[Opening Input for this task section]

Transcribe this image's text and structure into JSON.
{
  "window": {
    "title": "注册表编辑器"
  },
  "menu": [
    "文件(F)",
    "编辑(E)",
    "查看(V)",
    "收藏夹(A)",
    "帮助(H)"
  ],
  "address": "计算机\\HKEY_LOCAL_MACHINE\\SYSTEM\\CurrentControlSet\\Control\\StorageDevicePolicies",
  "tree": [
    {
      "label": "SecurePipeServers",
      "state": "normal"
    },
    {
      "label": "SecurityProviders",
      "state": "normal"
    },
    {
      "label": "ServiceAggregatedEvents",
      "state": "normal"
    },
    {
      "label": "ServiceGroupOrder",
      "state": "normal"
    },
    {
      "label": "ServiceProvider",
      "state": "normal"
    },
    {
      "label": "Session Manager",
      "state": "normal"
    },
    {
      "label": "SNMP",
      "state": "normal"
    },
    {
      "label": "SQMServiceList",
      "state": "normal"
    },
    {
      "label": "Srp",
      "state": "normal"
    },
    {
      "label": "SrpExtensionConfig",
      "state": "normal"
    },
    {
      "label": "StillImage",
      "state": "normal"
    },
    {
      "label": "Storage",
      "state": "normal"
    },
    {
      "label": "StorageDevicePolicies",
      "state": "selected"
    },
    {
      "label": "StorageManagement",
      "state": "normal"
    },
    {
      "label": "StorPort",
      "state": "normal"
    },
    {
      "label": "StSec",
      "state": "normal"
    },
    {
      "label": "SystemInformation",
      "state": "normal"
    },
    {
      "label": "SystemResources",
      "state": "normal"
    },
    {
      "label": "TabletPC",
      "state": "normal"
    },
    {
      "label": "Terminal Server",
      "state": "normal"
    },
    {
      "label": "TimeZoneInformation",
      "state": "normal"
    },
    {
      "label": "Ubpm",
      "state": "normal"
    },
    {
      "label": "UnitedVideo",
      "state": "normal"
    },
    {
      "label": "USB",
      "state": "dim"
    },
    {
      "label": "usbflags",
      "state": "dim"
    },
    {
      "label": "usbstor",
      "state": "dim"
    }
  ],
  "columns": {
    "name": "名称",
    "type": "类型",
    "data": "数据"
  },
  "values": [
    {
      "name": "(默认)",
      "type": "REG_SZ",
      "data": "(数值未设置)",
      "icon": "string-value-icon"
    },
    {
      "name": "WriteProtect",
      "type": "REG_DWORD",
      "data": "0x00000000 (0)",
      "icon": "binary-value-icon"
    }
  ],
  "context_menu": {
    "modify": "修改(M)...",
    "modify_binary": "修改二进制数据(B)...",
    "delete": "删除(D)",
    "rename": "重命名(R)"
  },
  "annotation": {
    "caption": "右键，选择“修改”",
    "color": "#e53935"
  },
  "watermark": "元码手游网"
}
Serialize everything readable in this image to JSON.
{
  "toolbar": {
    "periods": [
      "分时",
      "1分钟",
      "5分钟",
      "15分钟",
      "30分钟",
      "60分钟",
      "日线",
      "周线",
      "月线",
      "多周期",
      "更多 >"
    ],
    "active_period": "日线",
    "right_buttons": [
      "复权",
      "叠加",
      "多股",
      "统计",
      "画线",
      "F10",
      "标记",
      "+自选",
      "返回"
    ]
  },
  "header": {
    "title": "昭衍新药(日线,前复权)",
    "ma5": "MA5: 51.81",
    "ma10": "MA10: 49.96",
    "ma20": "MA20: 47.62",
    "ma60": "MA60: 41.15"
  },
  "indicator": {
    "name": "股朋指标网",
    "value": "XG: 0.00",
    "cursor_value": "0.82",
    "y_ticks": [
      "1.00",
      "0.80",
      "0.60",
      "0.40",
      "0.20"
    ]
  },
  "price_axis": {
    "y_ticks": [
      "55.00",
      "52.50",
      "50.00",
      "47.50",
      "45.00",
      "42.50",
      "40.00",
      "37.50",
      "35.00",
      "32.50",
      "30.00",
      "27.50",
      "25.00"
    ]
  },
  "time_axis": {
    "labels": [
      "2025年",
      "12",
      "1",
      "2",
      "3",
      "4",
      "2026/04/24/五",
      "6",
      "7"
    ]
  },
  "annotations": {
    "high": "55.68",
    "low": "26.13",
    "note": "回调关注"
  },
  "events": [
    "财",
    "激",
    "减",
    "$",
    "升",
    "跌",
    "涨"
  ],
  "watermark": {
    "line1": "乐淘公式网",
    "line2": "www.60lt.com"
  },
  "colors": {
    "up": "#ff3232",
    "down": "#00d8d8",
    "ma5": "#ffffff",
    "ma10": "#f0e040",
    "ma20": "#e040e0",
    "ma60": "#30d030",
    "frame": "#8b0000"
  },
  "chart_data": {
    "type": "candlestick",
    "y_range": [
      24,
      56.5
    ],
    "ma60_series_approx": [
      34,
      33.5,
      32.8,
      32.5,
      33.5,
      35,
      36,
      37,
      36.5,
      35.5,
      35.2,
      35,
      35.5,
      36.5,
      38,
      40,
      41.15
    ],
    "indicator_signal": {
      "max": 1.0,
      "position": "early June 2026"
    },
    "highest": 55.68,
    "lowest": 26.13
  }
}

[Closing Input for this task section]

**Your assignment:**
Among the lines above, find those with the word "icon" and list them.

**Answer for the task:**
      "icon": "string-value-icon"
      "icon": "binary-value-icon"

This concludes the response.